§ Exercise prompt: Report every line in the listing below where the string "name" shows up.

§ Record set:
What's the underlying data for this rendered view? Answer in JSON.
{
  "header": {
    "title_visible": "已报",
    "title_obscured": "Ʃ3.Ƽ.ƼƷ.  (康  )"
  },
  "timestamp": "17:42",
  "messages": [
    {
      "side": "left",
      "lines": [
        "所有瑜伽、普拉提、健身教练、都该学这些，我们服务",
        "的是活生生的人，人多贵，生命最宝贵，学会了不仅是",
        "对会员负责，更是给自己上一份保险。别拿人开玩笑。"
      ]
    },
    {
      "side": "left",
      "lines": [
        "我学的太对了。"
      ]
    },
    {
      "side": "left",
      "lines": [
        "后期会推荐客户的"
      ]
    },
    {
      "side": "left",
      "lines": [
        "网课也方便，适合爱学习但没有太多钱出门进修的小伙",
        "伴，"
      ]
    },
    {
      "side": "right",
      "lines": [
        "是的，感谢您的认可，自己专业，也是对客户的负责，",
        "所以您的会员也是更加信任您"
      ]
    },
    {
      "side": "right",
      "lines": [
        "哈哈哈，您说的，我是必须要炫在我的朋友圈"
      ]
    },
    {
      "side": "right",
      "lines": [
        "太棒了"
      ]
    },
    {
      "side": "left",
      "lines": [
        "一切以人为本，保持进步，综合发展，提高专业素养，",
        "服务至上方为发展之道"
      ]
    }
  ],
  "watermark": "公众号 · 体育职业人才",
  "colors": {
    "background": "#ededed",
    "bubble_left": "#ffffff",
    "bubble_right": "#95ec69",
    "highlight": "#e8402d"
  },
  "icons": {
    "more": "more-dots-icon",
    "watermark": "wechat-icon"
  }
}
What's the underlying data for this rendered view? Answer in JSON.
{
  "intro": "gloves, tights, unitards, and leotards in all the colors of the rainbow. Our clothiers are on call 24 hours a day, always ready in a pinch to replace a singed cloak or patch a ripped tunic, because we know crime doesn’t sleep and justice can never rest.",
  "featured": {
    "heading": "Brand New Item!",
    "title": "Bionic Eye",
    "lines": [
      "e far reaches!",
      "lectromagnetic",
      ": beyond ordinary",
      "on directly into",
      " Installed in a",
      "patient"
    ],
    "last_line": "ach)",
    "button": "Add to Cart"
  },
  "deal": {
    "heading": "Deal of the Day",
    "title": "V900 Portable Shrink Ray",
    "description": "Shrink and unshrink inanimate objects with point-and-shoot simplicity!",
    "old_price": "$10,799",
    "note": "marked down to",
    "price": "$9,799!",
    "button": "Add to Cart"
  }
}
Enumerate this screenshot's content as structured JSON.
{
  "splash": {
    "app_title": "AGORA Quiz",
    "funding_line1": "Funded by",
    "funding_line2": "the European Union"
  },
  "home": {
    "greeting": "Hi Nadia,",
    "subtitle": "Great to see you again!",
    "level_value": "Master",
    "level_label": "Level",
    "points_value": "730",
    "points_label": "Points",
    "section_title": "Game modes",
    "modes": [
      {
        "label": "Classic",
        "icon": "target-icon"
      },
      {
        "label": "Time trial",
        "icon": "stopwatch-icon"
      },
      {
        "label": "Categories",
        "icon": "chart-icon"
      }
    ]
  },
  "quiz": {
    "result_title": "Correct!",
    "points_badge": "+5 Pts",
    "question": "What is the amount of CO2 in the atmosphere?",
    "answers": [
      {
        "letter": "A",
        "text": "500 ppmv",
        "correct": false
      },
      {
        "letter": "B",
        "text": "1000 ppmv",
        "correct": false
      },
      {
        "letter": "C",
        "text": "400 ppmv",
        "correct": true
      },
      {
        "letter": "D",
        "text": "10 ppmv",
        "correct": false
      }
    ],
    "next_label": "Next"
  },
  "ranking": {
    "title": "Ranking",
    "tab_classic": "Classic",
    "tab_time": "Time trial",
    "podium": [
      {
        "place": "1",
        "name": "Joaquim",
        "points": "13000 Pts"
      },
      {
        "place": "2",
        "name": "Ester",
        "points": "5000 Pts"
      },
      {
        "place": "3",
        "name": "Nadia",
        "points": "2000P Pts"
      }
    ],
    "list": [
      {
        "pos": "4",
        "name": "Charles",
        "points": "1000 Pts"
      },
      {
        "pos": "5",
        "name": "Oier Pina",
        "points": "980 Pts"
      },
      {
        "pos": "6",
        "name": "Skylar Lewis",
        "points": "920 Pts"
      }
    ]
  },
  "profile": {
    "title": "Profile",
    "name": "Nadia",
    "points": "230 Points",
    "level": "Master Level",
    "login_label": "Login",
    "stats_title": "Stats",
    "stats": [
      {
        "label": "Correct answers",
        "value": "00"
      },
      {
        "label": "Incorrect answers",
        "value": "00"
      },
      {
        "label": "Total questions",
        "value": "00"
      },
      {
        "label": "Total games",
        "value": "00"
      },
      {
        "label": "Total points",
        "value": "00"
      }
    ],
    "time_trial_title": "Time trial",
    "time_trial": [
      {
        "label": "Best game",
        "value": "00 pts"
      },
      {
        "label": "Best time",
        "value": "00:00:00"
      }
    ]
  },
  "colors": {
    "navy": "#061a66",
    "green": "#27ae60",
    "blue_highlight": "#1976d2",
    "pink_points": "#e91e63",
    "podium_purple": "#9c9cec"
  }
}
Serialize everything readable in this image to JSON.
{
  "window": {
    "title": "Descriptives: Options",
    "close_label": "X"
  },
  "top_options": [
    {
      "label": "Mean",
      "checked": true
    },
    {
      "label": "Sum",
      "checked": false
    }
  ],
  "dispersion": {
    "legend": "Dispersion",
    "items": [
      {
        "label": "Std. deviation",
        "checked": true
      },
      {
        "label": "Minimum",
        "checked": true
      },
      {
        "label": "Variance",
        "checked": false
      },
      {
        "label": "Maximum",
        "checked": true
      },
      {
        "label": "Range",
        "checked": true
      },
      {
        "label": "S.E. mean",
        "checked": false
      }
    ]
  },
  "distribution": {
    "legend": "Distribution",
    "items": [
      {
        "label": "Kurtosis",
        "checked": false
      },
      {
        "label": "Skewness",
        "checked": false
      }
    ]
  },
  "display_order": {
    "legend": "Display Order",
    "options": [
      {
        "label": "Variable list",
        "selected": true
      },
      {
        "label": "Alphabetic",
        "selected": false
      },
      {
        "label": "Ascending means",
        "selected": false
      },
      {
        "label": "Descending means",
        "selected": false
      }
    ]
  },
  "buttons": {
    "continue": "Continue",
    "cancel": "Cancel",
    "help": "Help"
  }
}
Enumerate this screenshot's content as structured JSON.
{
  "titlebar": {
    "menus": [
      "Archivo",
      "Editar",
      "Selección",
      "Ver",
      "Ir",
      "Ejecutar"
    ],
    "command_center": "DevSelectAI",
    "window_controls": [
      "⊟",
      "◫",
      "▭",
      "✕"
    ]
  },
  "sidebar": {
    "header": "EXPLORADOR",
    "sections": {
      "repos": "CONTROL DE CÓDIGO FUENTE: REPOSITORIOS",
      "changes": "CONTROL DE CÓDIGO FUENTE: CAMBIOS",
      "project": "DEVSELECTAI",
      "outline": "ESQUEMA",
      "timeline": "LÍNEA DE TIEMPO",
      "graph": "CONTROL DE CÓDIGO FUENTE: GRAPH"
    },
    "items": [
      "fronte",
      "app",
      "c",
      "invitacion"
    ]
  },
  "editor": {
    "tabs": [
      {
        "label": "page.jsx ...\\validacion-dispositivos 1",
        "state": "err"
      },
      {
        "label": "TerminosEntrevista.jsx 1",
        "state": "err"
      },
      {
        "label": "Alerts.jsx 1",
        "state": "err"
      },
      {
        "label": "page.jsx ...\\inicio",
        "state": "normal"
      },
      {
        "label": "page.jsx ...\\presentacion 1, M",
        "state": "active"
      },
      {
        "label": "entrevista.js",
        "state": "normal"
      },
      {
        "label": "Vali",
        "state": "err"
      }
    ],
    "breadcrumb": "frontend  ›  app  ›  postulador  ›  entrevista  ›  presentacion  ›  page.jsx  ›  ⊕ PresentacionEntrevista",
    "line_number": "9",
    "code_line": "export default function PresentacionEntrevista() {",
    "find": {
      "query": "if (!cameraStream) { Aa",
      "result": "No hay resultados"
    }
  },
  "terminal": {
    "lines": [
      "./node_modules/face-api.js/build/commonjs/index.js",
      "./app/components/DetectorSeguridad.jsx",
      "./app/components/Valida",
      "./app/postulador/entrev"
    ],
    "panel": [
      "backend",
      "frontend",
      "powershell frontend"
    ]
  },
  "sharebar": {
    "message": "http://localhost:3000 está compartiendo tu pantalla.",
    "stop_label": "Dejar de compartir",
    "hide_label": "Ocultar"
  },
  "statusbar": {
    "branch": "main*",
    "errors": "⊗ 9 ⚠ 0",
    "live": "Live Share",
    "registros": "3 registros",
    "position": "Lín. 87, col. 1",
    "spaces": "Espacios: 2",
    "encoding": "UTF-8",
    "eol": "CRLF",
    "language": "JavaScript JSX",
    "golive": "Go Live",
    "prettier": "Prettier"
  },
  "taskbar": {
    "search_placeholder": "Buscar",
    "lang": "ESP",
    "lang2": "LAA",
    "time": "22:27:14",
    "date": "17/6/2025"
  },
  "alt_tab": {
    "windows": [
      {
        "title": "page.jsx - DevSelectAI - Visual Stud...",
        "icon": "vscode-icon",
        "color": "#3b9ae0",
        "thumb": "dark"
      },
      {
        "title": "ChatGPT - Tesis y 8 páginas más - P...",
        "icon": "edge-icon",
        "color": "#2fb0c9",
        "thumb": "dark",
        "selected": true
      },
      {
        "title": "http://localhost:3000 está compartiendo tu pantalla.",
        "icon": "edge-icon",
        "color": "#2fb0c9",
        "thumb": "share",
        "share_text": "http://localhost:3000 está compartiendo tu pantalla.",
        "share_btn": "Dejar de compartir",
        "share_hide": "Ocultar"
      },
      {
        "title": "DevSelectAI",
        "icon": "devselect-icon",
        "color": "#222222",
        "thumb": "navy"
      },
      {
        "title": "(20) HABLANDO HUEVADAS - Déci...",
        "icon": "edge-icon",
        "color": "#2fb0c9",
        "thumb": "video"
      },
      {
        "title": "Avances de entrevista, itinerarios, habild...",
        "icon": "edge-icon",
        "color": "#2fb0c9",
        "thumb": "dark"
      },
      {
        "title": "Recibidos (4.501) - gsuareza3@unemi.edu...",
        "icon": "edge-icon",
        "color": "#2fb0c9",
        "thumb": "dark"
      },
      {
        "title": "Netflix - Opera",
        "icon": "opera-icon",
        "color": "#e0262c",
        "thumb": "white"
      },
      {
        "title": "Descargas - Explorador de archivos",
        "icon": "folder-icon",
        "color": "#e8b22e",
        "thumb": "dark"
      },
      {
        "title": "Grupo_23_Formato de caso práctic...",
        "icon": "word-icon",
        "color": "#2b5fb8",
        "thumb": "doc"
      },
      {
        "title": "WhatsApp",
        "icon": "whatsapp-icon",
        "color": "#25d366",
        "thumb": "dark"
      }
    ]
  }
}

§ Task answer:
        "name": "Joaquim",
        "name": "Ester",
        "name": "Nadia",
        "name": "Charles",
        "name": "Oier Pina",
        "name": "Skylar Lewis",
    "name": "Nadia",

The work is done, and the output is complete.